Mark EllisJerry Hairston Jr.Mark Ellis and Jerry Hairston Jr. are tentatively scheduled to begin rehabilitation assignments with Double-A Chattanooga on Friday, then rejoin the Dodgers when they swing through Atlanta.

The Dodgers begin a three-game series against the Braves on Friday.

Ellis ran the bases Tuesday for the first time since straining his right quadriceps on April 27. The Dodgers’ second baseman has been participating in all other baseball activities for more than a week.

Hairston is currently in Arizona rehabbing a left groin strain. Tonight’s game against the Washington Nationals will be the sixth he has missed because of the injury.

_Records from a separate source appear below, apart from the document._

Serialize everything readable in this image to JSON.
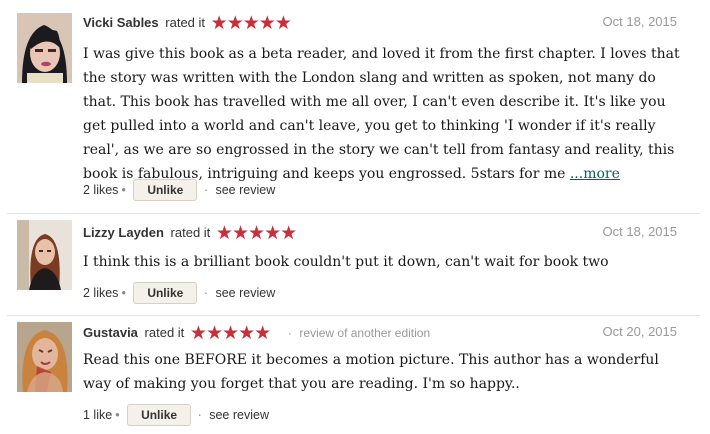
{
  "reviews": [
    {
      "user": "Vicki Sables",
      "rated_text": "rated it",
      "rating": 5,
      "edition_note": "",
      "date": "Oct 18, 2015",
      "text": "I was give this book as a beta reader, and loved it from the first chapter. I loves that the story was written with the London slang and written as spoken, not many do that. This book has travelled with me all over, I can't even describe it. It's like you get pulled into a world and can't leave, you get to thinking 'I wonder if it's really real', as we are so engrossed in the story we can't tell from fantasy and reality, this book is fabulous, intriguing and keeps you engrossed. 5stars for me",
      "more_label": "...more",
      "likes": "2 likes",
      "unlike_label": "Unlike",
      "see_review_label": "see review"
    },
    {
      "user": "Lizzy Layden",
      "rated_text": "rated it",
      "rating": 5,
      "edition_note": "",
      "date": "Oct 18, 2015",
      "text": "I think this is a brilliant book couldn't put it down, can't wait for book two",
      "more_label": "",
      "likes": "2 likes",
      "unlike_label": "Unlike",
      "see_review_label": "see review"
    },
    {
      "user": "Gustavia",
      "rated_text": "rated it",
      "rating": 5,
      "edition_note": "review of another edition",
      "date": "Oct 20, 2015",
      "text": "Read this one BEFORE it becomes a motion picture. This author has a wonderful way of making you forget that you are reading. I'm so happy..",
      "more_label": "",
      "likes": "1 like",
      "unlike_label": "Unlike",
      "see_review_label": "see review"
    }
  ],
  "colors": {
    "star": "#c7303a",
    "link": "#00635d",
    "muted": "#999999",
    "button_bg": "#f4f1ea"
  },
  "icons": {
    "star": "★",
    "separator": "·",
    "bullet": "•"
  }
}
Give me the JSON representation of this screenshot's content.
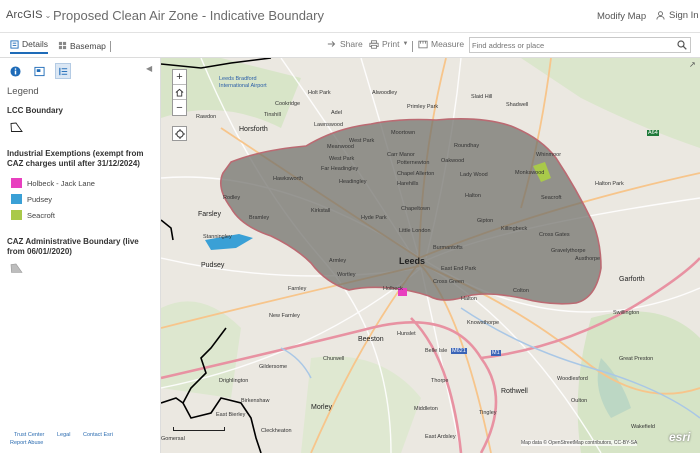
{
  "header": {
    "logo": "ArcGIS",
    "title": "Proposed Clean Air Zone - Indicative Boundary",
    "modify_map": "Modify Map",
    "sign_in": "Sign In"
  },
  "toolbar": {
    "details": "Details",
    "basemap": "Basemap",
    "share": "Share",
    "print": "Print",
    "measure": "Measure",
    "search_placeholder": "Find address or place"
  },
  "panel": {
    "legend_title": "Legend",
    "groups": [
      {
        "heading": "LCC Boundary",
        "items": []
      },
      {
        "heading": "Industrial Exemptions (exempt from CAZ charges until after 31/12/2024)",
        "items": [
          {
            "label": "Holbeck - Jack Lane",
            "color": "#e83fbf"
          },
          {
            "label": "Pudsey",
            "color": "#3aa0d6"
          },
          {
            "label": "Seacroft",
            "color": "#a9c94a"
          }
        ]
      },
      {
        "heading": "CAZ Administrative Boundary (live from 06/01//2020)",
        "items": []
      }
    ],
    "footer": {
      "trust_center": "Trust Center",
      "legal": "Legal",
      "contact": "Contact Esri",
      "report_abuse": "Report Abuse"
    }
  },
  "map": {
    "places": {
      "leeds": "Leeds",
      "leeds_bradford": "Leeds Bradford",
      "international_airport": "International Airport",
      "holt_park": "Holt Park",
      "alwoodley": "Alwoodley",
      "shadwell": "Shadwell",
      "slaid_hill": "Slaid Hill",
      "primley_park": "Primley Park",
      "cookridge": "Cookridge",
      "tinshill": "Tinshill",
      "lawnswood": "Lawnswood",
      "horsforth": "Horsforth",
      "rawdon": "Rawdon",
      "moortown": "Moortown",
      "meanwood": "Meanwood",
      "roundhay": "Roundhay",
      "adel": "Adel",
      "west_park": "West Park",
      "carr_manor": "Carr Manor",
      "far_headingley": "Far Headingley",
      "chapel_allerton": "Chapel Allerton",
      "oakwood": "Oakwood",
      "hawksworth": "Hawksworth",
      "potternewton": "Potternewton",
      "whinmoor": "Whinmoor",
      "headingley": "Headingley",
      "harehills": "Harehills",
      "halton_park": "Halton Park",
      "ladywood": "Lady Wood",
      "monkswood": "Monkswood",
      "seacroft": "Seacroft",
      "kirkstall": "Kirkstall",
      "rodley": "Rodley",
      "farsley": "Farsley",
      "bramley": "Bramley",
      "hyde_park": "Hyde Park",
      "chapeltown": "Chapeltown",
      "little_london": "Little London",
      "gipton": "Gipton",
      "killingbeck": "Killingbeck",
      "cross_gates": "Cross Gates",
      "stanningley": "Stanningley",
      "pudsey": "Pudsey",
      "burmantofts": "Burmantofts",
      "armley": "Armley",
      "east_end_park": "East End Park",
      "gravelythorpe": "Gravelythorpe",
      "austhorpe": "Austhorpe",
      "holbeck": "Holbeck",
      "cross_green": "Cross Green",
      "farnley": "Farnley",
      "wortley": "Wortley",
      "garforth": "Garforth",
      "new_farnley": "New Farnley",
      "colton": "Colton",
      "beeston": "Beeston",
      "hunslet": "Hunslet",
      "knowsthorpe": "Knowsthorpe",
      "halton": "Halton",
      "belle_isle": "Belle Isle",
      "swillington": "Swillington",
      "great_preston": "Great Preston",
      "gildersome": "Gildersome",
      "churwell": "Churwell",
      "rothwell": "Rothwell",
      "woodlesford": "Woodlesford",
      "morley": "Morley",
      "middleton": "Middleton",
      "oulton": "Oulton",
      "gomersal": "Gomersal",
      "east_ardsley": "East Ardsley",
      "drighlington": "Drighlington",
      "tingley": "Tingley",
      "thorpe": "Thorpe",
      "east_bierley": "East Bierley",
      "birkenshaw": "Birkenshaw",
      "cleckheaton": "Cleckheaton",
      "wakefield": "Wakefield",
      "esri": "esri",
      "a64": "A64",
      "m1": "M1",
      "m621": "M621"
    },
    "attribution": "Map data © OpenStreetMap contributors, CC-BY-SA",
    "colors": {
      "caz_fill": "#6f6f6a",
      "boundary_line": "#000000",
      "motorway": "#e892a2",
      "primary_road": "#f7c58b"
    }
  }
}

Dodgers manager Don Mattingly said Hairston will participate in a simulated game Thursday, and play two defensive innings in the infield and the outfield.

The Chattanooga Lookouts are hosting the Tennessee Smokies for five games beginning Friday.